I blame YouTube. YouTube is the parenting equivalent of performance enhancing drugs for athletes. It allows us to think that we can do ANYTHING.
Because of YouTube, I have fixed my dryer (okay, mostly fixed my dryer – I still needed help), my air conditioner (okay, mostly fixed my air conditioner – I still needed help), my swimming pool, changed my brakes (okay – that one didn’t work, my neighbor did that one), and found where the spare tire in my minivan was located (WHO PUTS A SPARE UNDER THE FRONT OF THE CAR?!?).
The point is – YouTube makes me believe that I can fix ANYTHING.
I’m not handy. At all.
I have a coffee cup full of my son’s broken toys that I have somewhat glued together, but they look like the mutilated toy’s in Sid’s room from Toy Story. When things break, my kids seek the aid of other parents – their friend’s parents. True story.
But somehow my wife thought (and I believed) that I could fix the cracked screen of an iPhone. Why? Because there is a YouTube video for it.
After 2 hours and 50 minutes of unscrewing screws too small for the Whos in Whoville, unplugging and replugging wires, and gently coaxing the new screen nearly back into place, I found myself 5 minutes away from fatherhood glory. I was going to fix my daughter’s broken phone and she would adore me.
I decided it would be smart to test the screen before snapping it back into place. I turned the phone on, tested the sound, the screen, the camera.
All I had to do was snap the screen back into place and accept my spot in parent immortality. I had done the unthinkable – fixed an old phone, under budget, and actually made it better than it was a day ago.
Except the screen wouldn’t fit.

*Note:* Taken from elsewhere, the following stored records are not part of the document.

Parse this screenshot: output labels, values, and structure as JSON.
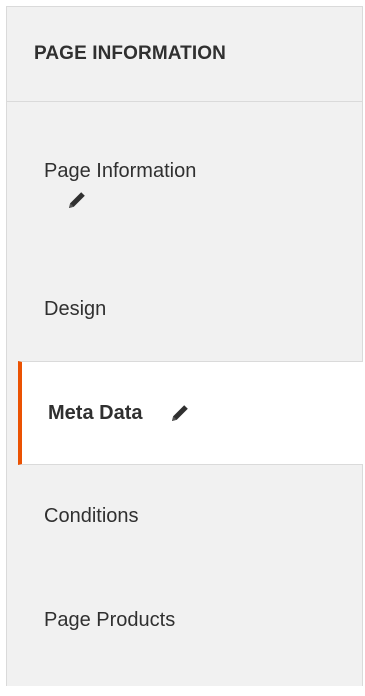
{
  "panel": {
    "title": "PAGE INFORMATION"
  },
  "nav": {
    "items": [
      {
        "label": "Page Information",
        "icon": "pencil-icon",
        "active": false,
        "edited": true
      },
      {
        "label": "Design",
        "active": false,
        "edited": false
      },
      {
        "label": "Meta Data",
        "icon": "pencil-icon",
        "active": true,
        "edited": true
      },
      {
        "label": "Conditions",
        "active": false,
        "edited": false
      },
      {
        "label": "Page Products",
        "active": false,
        "edited": false
      }
    ]
  },
  "colors": {
    "panel_bg": "#f1f1f1",
    "active_bg": "#ffffff",
    "active_accent": "#eb5202",
    "text": "#303030",
    "border": "#dadada"
  }
}
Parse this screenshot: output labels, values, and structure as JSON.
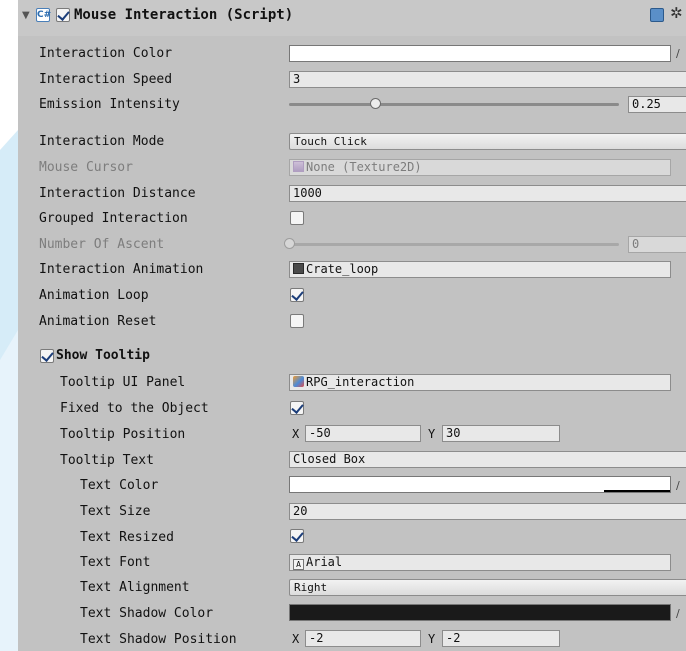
{
  "colors": {
    "inspector_bg": "#c2c2c2",
    "text_shadow_color": "#1a1a1a",
    "text_color_bar": "#000000"
  },
  "header": {
    "foldout_icon": "triangle-down",
    "script_icon": "script-icon",
    "enabled": true,
    "title": "Mouse Interaction (Script)",
    "help_icon": "help-icon",
    "gear_icon": "gear-icon"
  },
  "props": {
    "interaction_color": {
      "label": "Interaction Color"
    },
    "interaction_speed": {
      "label": "Interaction Speed",
      "value": "3"
    },
    "emission_intensity": {
      "label": "Emission Intensity",
      "value": "0.25",
      "fraction": 0.26
    },
    "interaction_mode": {
      "label": "Interaction Mode",
      "value": "Touch Click"
    },
    "mouse_cursor": {
      "label": "Mouse Cursor",
      "value": "None (Texture2D)"
    },
    "interaction_distance": {
      "label": "Interaction Distance",
      "value": "1000"
    },
    "grouped_interaction": {
      "label": "Grouped Interaction",
      "checked": false
    },
    "number_of_ascent": {
      "label": "Number Of Ascent",
      "value": "0",
      "fraction": 0
    },
    "interaction_animation": {
      "label": "Interaction Animation",
      "value": "Crate_loop"
    },
    "animation_loop": {
      "label": "Animation Loop",
      "checked": true
    },
    "animation_reset": {
      "label": "Animation Reset",
      "checked": false
    },
    "show_tooltip": {
      "label": "Show Tooltip",
      "checked": true
    },
    "tooltip_ui_panel": {
      "label": "Tooltip UI Panel",
      "value": "RPG_interaction"
    },
    "fixed_to_object": {
      "label": "Fixed to the Object",
      "checked": true
    },
    "tooltip_position": {
      "label": "Tooltip Position",
      "x_label": "X",
      "x": "-50",
      "y_label": "Y",
      "y": "30"
    },
    "tooltip_text": {
      "label": "Tooltip Text",
      "value": "Closed Box"
    },
    "text_color": {
      "label": "Text Color"
    },
    "text_size": {
      "label": "Text Size",
      "value": "20"
    },
    "text_resized": {
      "label": "Text Resized",
      "checked": true
    },
    "text_font": {
      "label": "Text Font",
      "value": "Arial"
    },
    "text_alignment": {
      "label": "Text Alignment",
      "value": "Right"
    },
    "text_shadow_color": {
      "label": "Text Shadow Color"
    },
    "text_shadow_position": {
      "label": "Text Shadow Position",
      "x_label": "X",
      "x": "-2",
      "y_label": "Y",
      "y": "-2"
    }
  }
}
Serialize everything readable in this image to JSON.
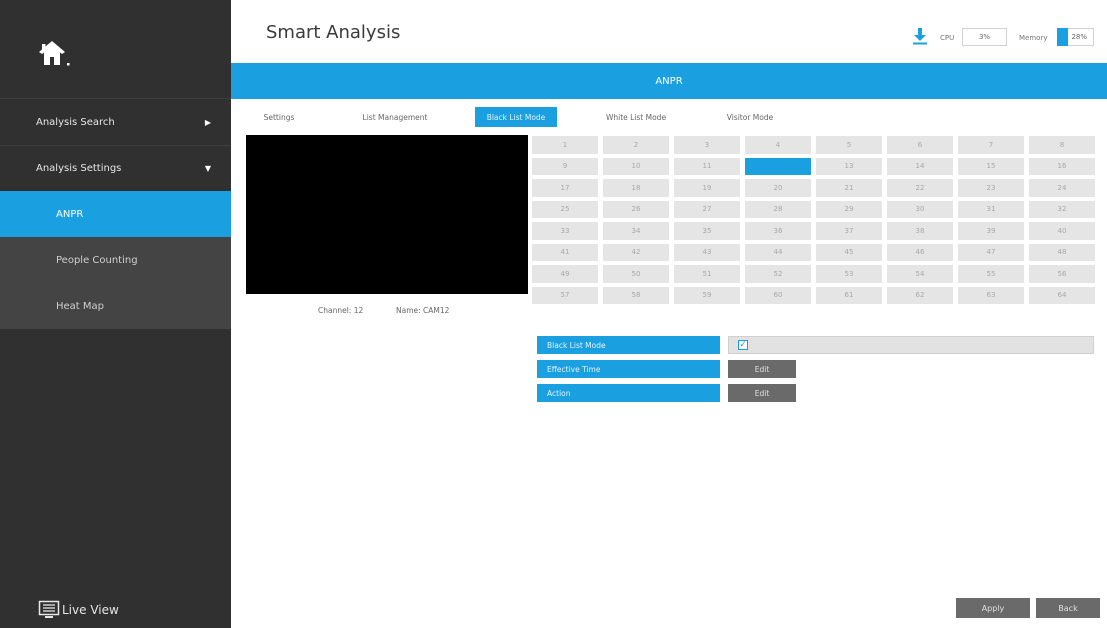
{
  "header": {
    "title": "Smart Analysis",
    "cpu_label": "CPU",
    "cpu_value": "3%",
    "memory_label": "Memory",
    "memory_value": "28%"
  },
  "sidebar": {
    "items": [
      {
        "label": "Analysis Search",
        "arrow": "▶"
      },
      {
        "label": "Analysis Settings",
        "arrow": "▼"
      },
      {
        "label": "ANPR"
      },
      {
        "label": "People Counting"
      },
      {
        "label": "Heat Map"
      }
    ],
    "live_view": "Live View"
  },
  "banner": {
    "title": "ANPR"
  },
  "tabs": [
    {
      "label": "Settings"
    },
    {
      "label": "List Management"
    },
    {
      "label": "Black List Mode"
    },
    {
      "label": "White List Mode"
    },
    {
      "label": "Visitor Mode"
    }
  ],
  "preview": {
    "channel": "Channel: 12",
    "name": "Name: CAM12"
  },
  "channels": {
    "labels": [
      "1",
      "2",
      "3",
      "4",
      "5",
      "6",
      "7",
      "8",
      "9",
      "10",
      "11",
      "12",
      "13",
      "14",
      "15",
      "16",
      "17",
      "18",
      "19",
      "20",
      "21",
      "22",
      "23",
      "24",
      "25",
      "26",
      "27",
      "28",
      "29",
      "30",
      "31",
      "32",
      "33",
      "34",
      "35",
      "36",
      "37",
      "38",
      "39",
      "40",
      "41",
      "42",
      "43",
      "44",
      "45",
      "46",
      "47",
      "48",
      "49",
      "50",
      "51",
      "52",
      "53",
      "54",
      "55",
      "56",
      "57",
      "58",
      "59",
      "60",
      "61",
      "62",
      "63",
      "64"
    ],
    "selected": "12"
  },
  "settings": {
    "black_list_mode_label": "Black List Mode",
    "black_list_mode_checked": true,
    "effective_time_label": "Effective Time",
    "action_label": "Action",
    "edit_label": "Edit"
  },
  "footer": {
    "apply": "Apply",
    "back": "Back"
  },
  "colors": {
    "accent": "#1aa0e0",
    "sidebar_bg": "#303030",
    "button_gray": "#6a6a6a"
  }
}
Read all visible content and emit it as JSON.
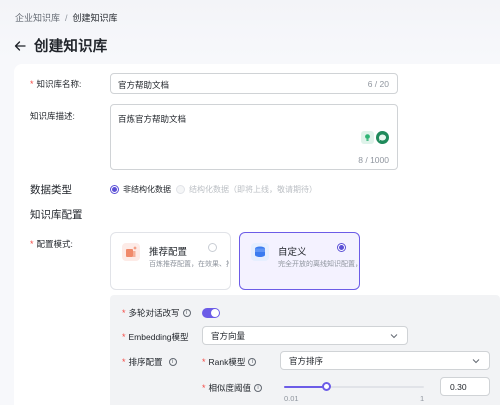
{
  "breadcrumb": {
    "parent": "企业知识库",
    "separator": "/",
    "current": "创建知识库"
  },
  "page": {
    "title": "创建知识库"
  },
  "form": {
    "name": {
      "label": "知识库名称:",
      "value": "官方帮助文档",
      "counter": "6 / 20"
    },
    "description": {
      "label": "知识库描述:",
      "value": "百炼官方帮助文档",
      "counter": "8 / 1000"
    },
    "data_type": {
      "label": "数据类型",
      "options": [
        {
          "label": "非结构化数据",
          "checked": true
        },
        {
          "label": "结构化数据（即将上线，敬请期待）",
          "checked": false
        }
      ]
    },
    "config_section_title": "知识库配置",
    "config_mode": {
      "label": "配置模式:",
      "cards": [
        {
          "title": "推荐配置",
          "desc": "百炼推荐配置，在效果、推理成本、检索时延等...",
          "selected": false
        },
        {
          "title": "自定义",
          "desc": "完全开放的离线知识配置，按照检索需求自由...",
          "selected": true
        }
      ]
    },
    "advanced": {
      "multi_turn": {
        "label": "多轮对话改写",
        "enabled": true
      },
      "embedding": {
        "label": "Embedding模型",
        "value": "官方向量"
      },
      "ranking": {
        "label": "排序配置",
        "rank_model": {
          "label": "Rank模型",
          "value": "官方排序"
        },
        "similarity": {
          "label": "相似度阈值",
          "value": "0.30",
          "min_label": "0.01",
          "max_label": "1",
          "level": 0.3
        }
      }
    }
  },
  "colors": {
    "accent": "#6c5ce7",
    "required": "#f54a45"
  }
}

I would coax it out and then back in. I used all the fancy tools that came with the screen. I was so close.
Then suddenly something happened. I dropped a screw.
The screen went black.
“No, no, no. This isn’t happening.” I muttered to myself.
I finally got the screen back on (sans a few screws, but why do you need all the screws anyways?), but it had a few weird stress marks on it – you know the kind you get if you stick a magnet on a tv screen (shut up, you know you’ve done that before). So I coax the screen off again and try to snap it back in, but, like Macbeth’s armor, it doesn’t fit.
At this point I am well past the three hour mark. My wife convinces me to give it a break. I concede and accept defeat,
The next morning, I did what I should have done to begin with – I took the phone to the experts. They agree to take a look at it and promise to get back with me once they are finished.
Two hours pass. My phone rings.
“Yeah, dude. Sorry, but, yeah, I’m gonna have to declare this one unrepairable. I got the screen back on, but the motherboard (he used a more technical name) is toast. Don’t worry. I won’t charge you. Just let me know when you want to pick up the phone.”
Time of death – two hours after daddy touched the phone.
I felt very much like Charlie Brown when I walked in to pick up the device. The young man (probably half my age) grinned at me and warned me that when you open devices like this up you run the risk of ruining them. I promised the young man that I wouldn’t do it ever again.
Once more, I reflected on my brush with parenting greatness. I was the parenting equivalent of Scott Norwood pushing the field goal wide right, Ernest Byner fumbling at the goal line, Bill Buckner watching the ball dribble between his knees.
I was once again Charlie Brown. But the sad thing was, I was so close. It wasn’t my fault.
I blame YouTube.